### Task requirements
Could every line of the data be copied out once more, exactly?

..........

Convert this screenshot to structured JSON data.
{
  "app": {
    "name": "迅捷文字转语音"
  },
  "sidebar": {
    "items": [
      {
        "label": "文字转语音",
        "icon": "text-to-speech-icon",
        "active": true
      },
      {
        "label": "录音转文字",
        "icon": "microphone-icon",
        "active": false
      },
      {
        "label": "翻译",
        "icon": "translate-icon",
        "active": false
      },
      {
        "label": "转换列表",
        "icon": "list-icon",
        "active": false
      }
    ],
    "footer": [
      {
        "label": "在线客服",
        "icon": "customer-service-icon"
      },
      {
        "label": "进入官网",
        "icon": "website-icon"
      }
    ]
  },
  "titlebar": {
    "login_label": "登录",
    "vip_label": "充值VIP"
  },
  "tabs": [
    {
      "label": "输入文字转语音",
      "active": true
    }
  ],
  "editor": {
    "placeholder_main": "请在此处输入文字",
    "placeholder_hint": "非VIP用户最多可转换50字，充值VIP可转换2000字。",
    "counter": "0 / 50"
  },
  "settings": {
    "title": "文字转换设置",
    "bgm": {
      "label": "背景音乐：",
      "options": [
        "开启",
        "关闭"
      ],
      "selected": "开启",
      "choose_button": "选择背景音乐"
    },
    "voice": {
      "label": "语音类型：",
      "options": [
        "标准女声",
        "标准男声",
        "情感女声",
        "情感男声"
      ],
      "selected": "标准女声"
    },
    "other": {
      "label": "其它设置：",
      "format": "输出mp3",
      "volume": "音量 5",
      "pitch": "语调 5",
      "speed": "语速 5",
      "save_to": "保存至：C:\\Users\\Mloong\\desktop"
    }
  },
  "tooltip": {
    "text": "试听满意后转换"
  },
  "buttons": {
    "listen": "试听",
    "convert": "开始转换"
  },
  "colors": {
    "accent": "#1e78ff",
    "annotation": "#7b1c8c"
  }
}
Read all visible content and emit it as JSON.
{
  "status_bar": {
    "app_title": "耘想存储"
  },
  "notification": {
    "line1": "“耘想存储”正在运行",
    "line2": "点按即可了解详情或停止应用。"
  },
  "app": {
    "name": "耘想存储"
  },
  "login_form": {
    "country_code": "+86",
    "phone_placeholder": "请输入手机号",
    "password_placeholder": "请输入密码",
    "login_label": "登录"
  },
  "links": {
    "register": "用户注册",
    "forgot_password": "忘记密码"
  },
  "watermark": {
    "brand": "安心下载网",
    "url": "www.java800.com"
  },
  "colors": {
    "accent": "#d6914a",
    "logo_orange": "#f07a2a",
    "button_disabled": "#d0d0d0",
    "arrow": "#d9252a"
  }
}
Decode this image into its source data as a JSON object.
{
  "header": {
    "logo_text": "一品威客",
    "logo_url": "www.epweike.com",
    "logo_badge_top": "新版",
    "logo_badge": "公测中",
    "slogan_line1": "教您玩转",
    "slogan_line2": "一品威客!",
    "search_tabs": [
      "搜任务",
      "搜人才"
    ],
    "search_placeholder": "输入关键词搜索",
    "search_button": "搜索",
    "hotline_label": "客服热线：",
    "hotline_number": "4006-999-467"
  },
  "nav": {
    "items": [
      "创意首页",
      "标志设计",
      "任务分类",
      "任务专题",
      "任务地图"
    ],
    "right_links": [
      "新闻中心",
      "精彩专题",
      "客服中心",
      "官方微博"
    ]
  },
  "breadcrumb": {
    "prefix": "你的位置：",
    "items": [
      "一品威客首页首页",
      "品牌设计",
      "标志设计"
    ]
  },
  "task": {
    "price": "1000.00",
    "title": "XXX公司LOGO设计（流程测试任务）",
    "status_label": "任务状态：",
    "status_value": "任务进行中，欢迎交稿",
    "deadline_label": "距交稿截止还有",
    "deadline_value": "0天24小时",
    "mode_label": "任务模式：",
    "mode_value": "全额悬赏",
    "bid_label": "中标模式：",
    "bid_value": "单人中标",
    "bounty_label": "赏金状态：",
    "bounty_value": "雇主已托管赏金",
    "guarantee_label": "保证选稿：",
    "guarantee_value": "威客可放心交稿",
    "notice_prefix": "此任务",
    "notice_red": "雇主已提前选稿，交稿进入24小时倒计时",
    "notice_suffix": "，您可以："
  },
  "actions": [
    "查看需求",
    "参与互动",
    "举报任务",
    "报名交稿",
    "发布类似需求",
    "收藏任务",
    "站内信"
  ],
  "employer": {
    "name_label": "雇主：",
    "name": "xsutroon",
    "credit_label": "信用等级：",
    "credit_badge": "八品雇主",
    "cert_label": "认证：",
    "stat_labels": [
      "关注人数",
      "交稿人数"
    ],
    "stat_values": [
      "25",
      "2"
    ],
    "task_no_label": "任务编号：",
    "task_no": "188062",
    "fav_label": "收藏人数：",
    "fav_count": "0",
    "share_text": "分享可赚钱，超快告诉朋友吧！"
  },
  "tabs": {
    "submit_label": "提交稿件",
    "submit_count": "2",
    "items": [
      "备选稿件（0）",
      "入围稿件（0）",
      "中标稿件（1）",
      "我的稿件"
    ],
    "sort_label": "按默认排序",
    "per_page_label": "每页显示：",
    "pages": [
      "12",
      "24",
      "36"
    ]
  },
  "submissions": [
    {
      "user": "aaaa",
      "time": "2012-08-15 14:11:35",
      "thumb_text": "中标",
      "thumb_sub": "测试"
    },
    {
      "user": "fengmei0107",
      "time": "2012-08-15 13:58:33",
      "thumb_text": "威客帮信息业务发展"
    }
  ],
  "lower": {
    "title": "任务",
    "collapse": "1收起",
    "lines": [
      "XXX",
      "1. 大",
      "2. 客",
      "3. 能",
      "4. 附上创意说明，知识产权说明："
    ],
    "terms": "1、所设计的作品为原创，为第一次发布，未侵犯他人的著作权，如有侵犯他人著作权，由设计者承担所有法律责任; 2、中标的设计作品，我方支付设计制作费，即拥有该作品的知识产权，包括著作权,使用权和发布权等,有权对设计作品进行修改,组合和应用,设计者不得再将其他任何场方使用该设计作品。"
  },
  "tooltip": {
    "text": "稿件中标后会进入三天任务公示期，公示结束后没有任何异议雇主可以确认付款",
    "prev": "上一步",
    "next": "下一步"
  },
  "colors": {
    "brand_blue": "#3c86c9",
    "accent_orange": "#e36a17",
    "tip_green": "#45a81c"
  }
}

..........

### Written answer
Convert this screenshot to structured JSON data.
{
  "app": {
    "name": "迅捷文字转语音"
  },
  "sidebar": {
    "items": [
      {
        "label": "文字转语音",
        "icon": "text-to-speech-icon",
        "active": true
      },
      {
        "label": "录音转文字",
        "icon": "microphone-icon",
        "active": false
      },
      {
        "label": "翻译",
        "icon": "translate-icon",
        "active": false
      },
      {
        "label": "转换列表",
        "icon": "list-icon",
        "active": false
      }
    ],
    "footer": [
      {
        "label": "在线客服",
        "icon": "customer-service-icon"
      },
      {
        "label": "进入官网",
        "icon": "website-icon"
      }
    ]
  },
  "titlebar": {
    "login_label": "登录",
    "vip_label": "充值VIP"
  },
  "tabs": [
    {
      "label": "输入文字转语音",
      "active": true
    }
  ],
  "editor": {
    "placeholder_main": "请在此处输入文字",
    "placeholder_hint": "非VIP用户最多可转换50字，充值VIP可转换2000字。",
    "counter": "0 / 50"
  },
  "settings": {
    "title": "文字转换设置",
    "bgm": {
      "label": "背景音乐：",
      "options": [
        "开启",
        "关闭"
      ],
      "selected": "开启",
      "choose_button": "选择背景音乐"
    },
    "voice": {
      "label": "语音类型：",
      "options": [
        "标准女声",
        "标准男声",
        "情感女声",
        "情感男声"
      ],
      "selected": "标准女声"
    },
    "other": {
      "label": "其它设置：",
      "format": "输出mp3",
      "volume": "音量 5",
      "pitch": "语调 5",
      "speed": "语速 5",
      "save_to": "保存至：C:\\Users\\Mloong\\desktop"
    }
  },
  "tooltip": {
    "text": "试听满意后转换"
  },
  "buttons": {
    "listen": "试听",
    "convert": "开始转换"
  },
  "colors": {
    "accent": "#1e78ff",
    "annotation": "#7b1c8c"
  }
}
Read all visible content and emit it as JSON.
{
  "status_bar": {
    "app_title": "耘想存储"
  },
  "notification": {
    "line1": "“耘想存储”正在运行",
    "line2": "点按即可了解详情或停止应用。"
  },
  "app": {
    "name": "耘想存储"
  },
  "login_form": {
    "country_code": "+86",
    "phone_placeholder": "请输入手机号",
    "password_placeholder": "请输入密码",
    "login_label": "登录"
  },
  "links": {
    "register": "用户注册",
    "forgot_password": "忘记密码"
  },
  "watermark": {
    "brand": "安心下载网",
    "url": "www.java800.com"
  },
  "colors": {
    "accent": "#d6914a",
    "logo_orange": "#f07a2a",
    "button_disabled": "#d0d0d0",
    "arrow": "#d9252a"
  }
}
Decode this image into its source data as a JSON object.
{
  "header": {
    "logo_text": "一品威客",
    "logo_url": "www.epweike.com",
    "logo_badge_top": "新版",
    "logo_badge": "公测中",
    "slogan_line1": "教您玩转",
    "slogan_line2": "一品威客!",
    "search_tabs": [
      "搜任务",
      "搜人才"
    ],
    "search_placeholder": "输入关键词搜索",
    "search_button": "搜索",
    "hotline_label": "客服热线：",
    "hotline_number": "4006-999-467"
  },
  "nav": {
    "items": [
      "创意首页",
      "标志设计",
      "任务分类",
      "任务专题",
      "任务地图"
    ],
    "right_links": [
      "新闻中心",
      "精彩专题",
      "客服中心",
      "官方微博"
    ]
  },
  "breadcrumb": {
    "prefix": "你的位置：",
    "items": [
      "一品威客首页首页",
      "品牌设计",
      "标志设计"
    ]
  },
  "task": {
    "price": "1000.00",
    "title": "XXX公司LOGO设计（流程测试任务）",
    "status_label": "任务状态：",
    "status_value": "任务进行中，欢迎交稿",
    "deadline_label": "距交稿截止还有",
    "deadline_value": "0天24小时",
    "mode_label": "任务模式：",
    "mode_value": "全额悬赏",
    "bid_label": "中标模式：",
    "bid_value": "单人中标",
    "bounty_label": "赏金状态：",
    "bounty_value": "雇主已托管赏金",
    "guarantee_label": "保证选稿：",
    "guarantee_value": "威客可放心交稿",
    "notice_prefix": "此任务",
    "notice_red": "雇主已提前选稿，交稿进入24小时倒计时",
    "notice_suffix": "，您可以："
  },
  "actions": [
    "查看需求",
    "参与互动",
    "举报任务",
    "报名交稿",
    "发布类似需求",
    "收藏任务",
    "站内信"
  ],
  "employer": {
    "name_label": "雇主：",
    "name": "xsutroon",
    "credit_label": "信用等级：",
    "credit_badge": "八品雇主",
    "cert_label": "认证：",
    "stat_labels": [
      "关注人数",
      "交稿人数"
    ],
    "stat_values": [
      "25",
      "2"
    ],
    "task_no_label": "任务编号：",
    "task_no": "188062",
    "fav_label": "收藏人数：",
    "fav_count": "0",
    "share_text": "分享可赚钱，超快告诉朋友吧！"
  },
  "tabs": {
    "submit_label": "提交稿件",
    "submit_count": "2",
    "items": [
      "备选稿件（0）",
      "入围稿件（0）",
      "中标稿件（1）",
      "我的稿件"
    ],
    "sort_label": "按默认排序",
    "per_page_label": "每页显示：",
    "pages": [
      "12",
      "24",
      "36"
    ]
  },
  "submissions": [
    {
      "user": "aaaa",
      "time": "2012-08-15 14:11:35",
      "thumb_text": "中标",
      "thumb_sub": "测试"
    },
    {
      "user": "fengmei0107",
      "time": "2012-08-15 13:58:33",
      "thumb_text": "威客帮信息业务发展"
    }
  ],
  "lower": {
    "title": "任务",
    "collapse": "1收起",
    "lines": [
      "XXX",
      "1. 大",
      "2. 客",
      "3. 能",
      "4. 附上创意说明，知识产权说明："
    ],
    "terms": "1、所设计的作品为原创，为第一次发布，未侵犯他人的著作权，如有侵犯他人著作权，由设计者承担所有法律责任; 2、中标的设计作品，我方支付设计制作费，即拥有该作品的知识产权，包括著作权,使用权和发布权等,有权对设计作品进行修改,组合和应用,设计者不得再将其他任何场方使用该设计作品。"
  },
  "tooltip": {
    "text": "稿件中标后会进入三天任务公示期，公示结束后没有任何异议雇主可以确认付款",
    "prev": "上一步",
    "next": "下一步"
  },
  "colors": {
    "brand_blue": "#3c86c9",
    "accent_orange": "#e36a17",
    "tip_green": "#45a81c"
  }
}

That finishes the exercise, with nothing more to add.